=== Begin Enclosure ===

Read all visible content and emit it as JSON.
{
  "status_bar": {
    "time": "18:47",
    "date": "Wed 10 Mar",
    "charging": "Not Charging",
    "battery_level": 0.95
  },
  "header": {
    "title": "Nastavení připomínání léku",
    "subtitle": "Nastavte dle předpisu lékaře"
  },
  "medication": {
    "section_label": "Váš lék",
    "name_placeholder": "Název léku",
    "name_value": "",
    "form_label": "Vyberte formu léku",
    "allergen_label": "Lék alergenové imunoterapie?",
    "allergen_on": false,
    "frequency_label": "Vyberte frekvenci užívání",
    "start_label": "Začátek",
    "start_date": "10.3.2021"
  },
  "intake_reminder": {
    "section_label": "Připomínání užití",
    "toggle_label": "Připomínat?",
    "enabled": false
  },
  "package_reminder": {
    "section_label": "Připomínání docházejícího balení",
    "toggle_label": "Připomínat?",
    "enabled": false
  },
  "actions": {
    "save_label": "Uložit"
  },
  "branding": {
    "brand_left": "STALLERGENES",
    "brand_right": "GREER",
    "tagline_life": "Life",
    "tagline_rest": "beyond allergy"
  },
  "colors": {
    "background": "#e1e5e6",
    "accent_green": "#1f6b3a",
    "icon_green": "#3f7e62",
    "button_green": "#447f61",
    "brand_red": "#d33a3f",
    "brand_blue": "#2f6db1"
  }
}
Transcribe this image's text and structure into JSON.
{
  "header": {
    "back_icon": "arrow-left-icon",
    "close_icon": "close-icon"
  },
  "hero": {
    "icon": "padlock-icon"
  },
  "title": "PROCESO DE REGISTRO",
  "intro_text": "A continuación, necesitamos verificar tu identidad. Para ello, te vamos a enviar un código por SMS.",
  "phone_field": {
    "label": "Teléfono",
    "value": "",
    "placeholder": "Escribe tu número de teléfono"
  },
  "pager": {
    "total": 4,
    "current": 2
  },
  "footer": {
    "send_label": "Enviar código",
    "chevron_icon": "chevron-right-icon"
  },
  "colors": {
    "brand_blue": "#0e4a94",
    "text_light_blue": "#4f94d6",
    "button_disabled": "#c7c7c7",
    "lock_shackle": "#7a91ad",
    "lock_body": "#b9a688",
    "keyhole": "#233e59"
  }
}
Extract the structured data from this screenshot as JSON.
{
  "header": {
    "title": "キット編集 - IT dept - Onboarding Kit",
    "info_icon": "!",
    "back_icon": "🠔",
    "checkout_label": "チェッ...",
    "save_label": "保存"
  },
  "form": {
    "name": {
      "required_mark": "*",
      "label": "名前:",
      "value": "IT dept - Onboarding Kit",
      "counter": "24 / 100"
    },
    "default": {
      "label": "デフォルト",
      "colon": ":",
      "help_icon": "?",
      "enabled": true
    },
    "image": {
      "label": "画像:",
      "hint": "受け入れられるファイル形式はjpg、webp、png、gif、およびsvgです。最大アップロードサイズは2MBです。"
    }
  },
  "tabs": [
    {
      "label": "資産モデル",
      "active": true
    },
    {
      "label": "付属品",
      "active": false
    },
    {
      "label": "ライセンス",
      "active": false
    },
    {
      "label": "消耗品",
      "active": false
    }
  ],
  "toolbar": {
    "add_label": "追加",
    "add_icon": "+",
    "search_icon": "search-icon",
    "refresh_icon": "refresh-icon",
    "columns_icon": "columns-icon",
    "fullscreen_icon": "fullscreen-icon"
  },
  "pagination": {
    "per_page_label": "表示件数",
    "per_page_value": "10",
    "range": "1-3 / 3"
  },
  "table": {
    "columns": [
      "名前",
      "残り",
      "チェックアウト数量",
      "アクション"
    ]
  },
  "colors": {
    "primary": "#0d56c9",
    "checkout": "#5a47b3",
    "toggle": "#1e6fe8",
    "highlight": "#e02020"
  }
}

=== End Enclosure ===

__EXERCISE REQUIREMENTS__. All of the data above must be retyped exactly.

__REPLY__.
Read all visible content and emit it as JSON.
{
  "status_bar": {
    "time": "18:47",
    "date": "Wed 10 Mar",
    "charging": "Not Charging",
    "battery_level": 0.95
  },
  "header": {
    "title": "Nastavení připomínání léku",
    "subtitle": "Nastavte dle předpisu lékaře"
  },
  "medication": {
    "section_label": "Váš lék",
    "name_placeholder": "Název léku",
    "name_value": "",
    "form_label": "Vyberte formu léku",
    "allergen_label": "Lék alergenové imunoterapie?",
    "allergen_on": false,
    "frequency_label": "Vyberte frekvenci užívání",
    "start_label": "Začátek",
    "start_date": "10.3.2021"
  },
  "intake_reminder": {
    "section_label": "Připomínání užití",
    "toggle_label": "Připomínat?",
    "enabled": false
  },
  "package_reminder": {
    "section_label": "Připomínání docházejícího balení",
    "toggle_label": "Připomínat?",
    "enabled": false
  },
  "actions": {
    "save_label": "Uložit"
  },
  "branding": {
    "brand_left": "STALLERGENES",
    "brand_right": "GREER",
    "tagline_life": "Life",
    "tagline_rest": "beyond allergy"
  },
  "colors": {
    "background": "#e1e5e6",
    "accent_green": "#1f6b3a",
    "icon_green": "#3f7e62",
    "button_green": "#447f61",
    "brand_red": "#d33a3f",
    "brand_blue": "#2f6db1"
  }
}
Transcribe this image's text and structure into JSON.
{
  "header": {
    "back_icon": "arrow-left-icon",
    "close_icon": "close-icon"
  },
  "hero": {
    "icon": "padlock-icon"
  },
  "title": "PROCESO DE REGISTRO",
  "intro_text": "A continuación, necesitamos verificar tu identidad. Para ello, te vamos a enviar un código por SMS.",
  "phone_field": {
    "label": "Teléfono",
    "value": "",
    "placeholder": "Escribe tu número de teléfono"
  },
  "pager": {
    "total": 4,
    "current": 2
  },
  "footer": {
    "send_label": "Enviar código",
    "chevron_icon": "chevron-right-icon"
  },
  "colors": {
    "brand_blue": "#0e4a94",
    "text_light_blue": "#4f94d6",
    "button_disabled": "#c7c7c7",
    "lock_shackle": "#7a91ad",
    "lock_body": "#b9a688",
    "keyhole": "#233e59"
  }
}
Extract the structured data from this screenshot as JSON.
{
  "header": {
    "title": "キット編集 - IT dept - Onboarding Kit",
    "info_icon": "!",
    "back_icon": "🠔",
    "checkout_label": "チェッ...",
    "save_label": "保存"
  },
  "form": {
    "name": {
      "required_mark": "*",
      "label": "名前:",
      "value": "IT dept - Onboarding Kit",
      "counter": "24 / 100"
    },
    "default": {
      "label": "デフォルト",
      "colon": ":",
      "help_icon": "?",
      "enabled": true
    },
    "image": {
      "label": "画像:",
      "hint": "受け入れられるファイル形式はjpg、webp、png、gif、およびsvgです。最大アップロードサイズは2MBです。"
    }
  },
  "tabs": [
    {
      "label": "資産モデル",
      "active": true
    },
    {
      "label": "付属品",
      "active": false
    },
    {
      "label": "ライセンス",
      "active": false
    },
    {
      "label": "消耗品",
      "active": false
    }
  ],
  "toolbar": {
    "add_label": "追加",
    "add_icon": "+",
    "search_icon": "search-icon",
    "refresh_icon": "refresh-icon",
    "columns_icon": "columns-icon",
    "fullscreen_icon": "fullscreen-icon"
  },
  "pagination": {
    "per_page_label": "表示件数",
    "per_page_value": "10",
    "range": "1-3 / 3"
  },
  "table": {
    "columns": [
      "名前",
      "残り",
      "チェックアウト数量",
      "アクション"
    ]
  },
  "colors": {
    "primary": "#0d56c9",
    "checkout": "#5a47b3",
    "toggle": "#1e6fe8",
    "highlight": "#e02020"
  }
}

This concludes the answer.